Nearly 400 migrants were crammed into this cage at a Texas detention centre (Image Source: Josh Dawsey/AP)
By Thomas Kelsall | @Thomas_Kelsall
On Friday, US Vice President Mike Pence visited a migrant detention centre in McAllen, Texas, and in the process, created an image that will last in America’s political memory for years to come.
Pence, who was touring the second of two detention facilities, entered a room with 382 migrants crammed inside a small fenced area.
Many showed visible signs of distress and tried to explain through hand gestures the inhumane conditions at the centre. The scene, as described by Washington Post Reporter Josh Dawsey, is nothing short of horrific.
“When reporters toured the facility before Pence, the men screamed that they’d been held there 40 days, some longer,” Mr Dawsey said.
“They said they were hungry and wanted to brush their teeth. It was sweltering hot, but the only water was outside the fences and they needed to ask permission from the Border Patrol agents to drink.”
But when Pence came into the room, he was unmoved; calmly listening to a Border Patrol agent explain the facility’s logistics, and then—without emotion—turning his back on the cage of desperate migrants.
The moment was captured by NBC News:
The video perfectly epitomises the current state of American politics.
The symbolism of a well-dressed, affluent white man perusing an overcrowded cage of destitute Hispanics is an apt visual representation of the staggering inequalities that exist in American society, and the deep-rooted racism of the Trump administration’s border policies.
Since President Trump took office, 24 immigrants have died in Immigration and Customs Enforcement (ICE) custody, and an estimated 2654 immigrant children have been separated from their parents.
The image of Pence, a devout evangelical Christian, turning his back on a pit of human misery, is the perfect metaphor for a Trump administration which has continually shown a complete disregard for human life.
For example, the scene is no different from the Trump administration’s ongoing attempts to take away health insurance from more than 21 million people and remove protections for patients with pre-existing medical conditions.
It is no different from the administration’s attempt to throw 755,000 impoverished Americans off food stamps, or triple rent prices for those living in federally subsidised housing (a measure that would put nearly a million children at risk of homelessness).
This has been coupled with attempts to implement draconian work requirements for Medicaid, the public health insurance program which covers individuals on low-incomes.

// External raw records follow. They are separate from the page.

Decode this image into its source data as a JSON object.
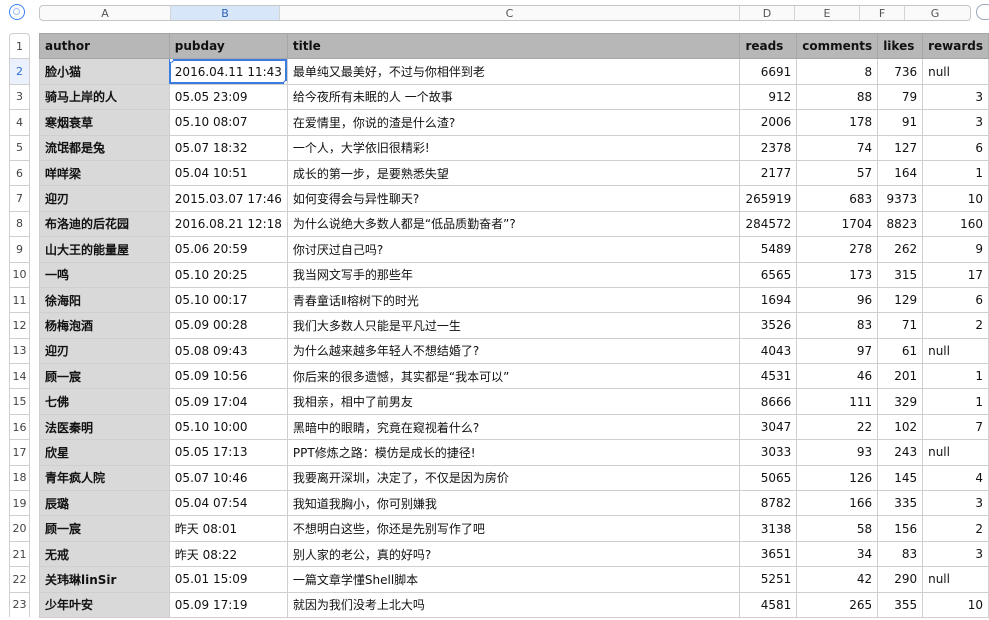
{
  "columns": [
    "A",
    "B",
    "C",
    "D",
    "E",
    "F",
    "G"
  ],
  "selected_column": "B",
  "row_numbers": [
    "1",
    "2",
    "3",
    "4",
    "5",
    "6",
    "7",
    "8",
    "9",
    "10",
    "11",
    "12",
    "13",
    "14",
    "15",
    "16",
    "17",
    "18",
    "19",
    "20",
    "21",
    "22",
    "23"
  ],
  "selected_row": "2",
  "headers": [
    "author",
    "pubday",
    "title",
    "reads",
    "comments",
    "likes",
    "rewards"
  ],
  "rows": [
    [
      "脸小猫",
      "2016.04.11 11:43",
      "最单纯又最美好，不过与你相伴到老",
      "6691",
      "8",
      "736",
      "null"
    ],
    [
      "骑马上岸的人",
      "05.05 23:09",
      "给今夜所有未眠的人 一个故事",
      "912",
      "88",
      "79",
      "3"
    ],
    [
      "寒烟衰草",
      "05.10 08:07",
      "在爱情里，你说的渣是什么渣?",
      "2006",
      "178",
      "91",
      "3"
    ],
    [
      "流氓都是兔",
      "05.07 18:32",
      "一个人，大学依旧很精彩!",
      "2378",
      "74",
      "127",
      "6"
    ],
    [
      "咩咩梁",
      "05.04 10:51",
      "成长的第一步，是要熟悉失望",
      "2177",
      "57",
      "164",
      "1"
    ],
    [
      "迎刃",
      "2015.03.07 17:46",
      "如何变得会与异性聊天?",
      "265919",
      "683",
      "9373",
      "10"
    ],
    [
      "布洛迪的后花园",
      "2016.08.21 12:18",
      "为什么说绝大多数人都是“低品质勤奋者”?",
      "284572",
      "1704",
      "8823",
      "160"
    ],
    [
      "山大王的能量屋",
      "05.06 20:59",
      "你讨厌过自己吗?",
      "5489",
      "278",
      "262",
      "9"
    ],
    [
      "一鸣",
      "05.10 20:25",
      "我当网文写手的那些年",
      "6565",
      "173",
      "315",
      "17"
    ],
    [
      "徐海阳",
      "05.10 00:17",
      "青春童话Ⅱ榕树下的时光",
      "1694",
      "96",
      "129",
      "6"
    ],
    [
      "杨梅泡酒",
      "05.09 00:28",
      "我们大多数人只能是平凡过一生",
      "3526",
      "83",
      "71",
      "2"
    ],
    [
      "迎刃",
      "05.08 09:43",
      "为什么越来越多年轻人不想结婚了?",
      "4043",
      "97",
      "61",
      "null"
    ],
    [
      "顾一宸",
      "05.09 10:56",
      "你后来的很多遗憾，其实都是“我本可以”",
      "4531",
      "46",
      "201",
      "1"
    ],
    [
      "七佛",
      "05.09 17:04",
      "我相亲，相中了前男友",
      "8666",
      "111",
      "329",
      "1"
    ],
    [
      "法医秦明",
      "05.10 10:00",
      "黑暗中的眼睛，究竟在窥视着什么?",
      "3047",
      "22",
      "102",
      "7"
    ],
    [
      "欣星",
      "05.05 17:13",
      "PPT修炼之路：模仿是成长的捷径!",
      "3033",
      "93",
      "243",
      "null"
    ],
    [
      "青年疯人院",
      "05.07 10:46",
      "我要离开深圳，决定了，不仅是因为房价",
      "5065",
      "126",
      "145",
      "4"
    ],
    [
      "辰璐",
      "05.04 07:54",
      "我知道我胸小，你可别嫌我",
      "8782",
      "166",
      "335",
      "3"
    ],
    [
      "顾一宸",
      "昨天 08:01",
      "不想明白这些，你还是先别写作了吧",
      "3138",
      "58",
      "156",
      "2"
    ],
    [
      "无戒",
      "昨天 08:22",
      "别人家的老公，真的好吗?",
      "3651",
      "34",
      "83",
      "3"
    ],
    [
      "关玮琳linSir",
      "05.01 15:09",
      "一篇文章学懂Shell脚本",
      "5251",
      "42",
      "290",
      "null"
    ],
    [
      "少年叶安",
      "05.09 17:19",
      "就因为我们没考上北大吗",
      "4581",
      "265",
      "355",
      "10"
    ]
  ]
}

Pence’s disregard for the caged migrants in McAllen is also no different to his administration’s negligent rollback of environmental regulations which will cost an estimated 80,000 lives over the next decade.
Politics can be a difficult topic to understand because politicians and policymakers can insulate themselves from truly experiencing the human impact of their decisions.
Within the corridors of power in Washington, reductions in health insurance coverage and increases in rent prices seem to exist only in the world of Excel spreadsheets and policy white papers.
This is precisely why this video is so powerful.
At the McAllen detention centre, Pence was forced to stare directly at the consequences of his government’s immigration policy.
He had to experience the sights, sounds and—by all accounts—smells of 382 migrants crammed in an overcrowded room.
And incredibly, he still walked away from the scene with the kind of indifference one would expect if he were looking at immigration statistics on a computer screen.
Speaking to reporters at a press conference afterwards, the Vice President admitted conditions were not ideal.
“I was not surprised by what I saw, I knew we’d see a system that was overwhelmed,” Pence said.
“This is tough stuff.”
The Vice President’s comments were a slight change of course from President Trump’s claim earlier in the day that migrant detainees were “in good shape”.
Pence even went as far as to admit that the situation at the McAllen centre was unacceptable.
But Pence also took the opportunity to praise the work of the Border Patrol agents, saying he was “deeply moved” and “inspired by the efforts of Customs and Protection”.
He lavished praise on an agency currently implicated in a major racism scandal after ProPublica reported that around 9500 current and former Border Patrol agents were part of a Facebook group where members regularly posted racist and sexist content and even joked about the deaths of migrants.
And while Pence may lament the situation he observed in Texas, his administration is preparing to sign a “safe third country” agreement with Guatemala, allowing the US to send thousands of migrants back to the Central American country to apply for asylum.
With Guatemala racked by poverty, corruption and gang violence, the country is ill-prepared and severely underresourced to handle a rapid influx of asylum seekers—spelling even more danger for those currently detained in US detention centres.
Ironically, Pence’s concerns about detention conditions coincide with the administration launching ICE raids on 10 US cities in an effort to detain a further 2000 undocumented immigrants; a policy immigration advocates have called a “purely psychological” form of law enforcement designed to terrorise migrants.
In short, Pence’s actions this weekend speak much louder than his timid words of disapproval about detention conditions.
When historians look back at this volatile moment in US history, the image of the Vice President and his Republican colleagues “callously” walking away from hundreds of caged and distressed migrants should be the moment that defines the moral character of this administration and relegates it to the dustbin of history.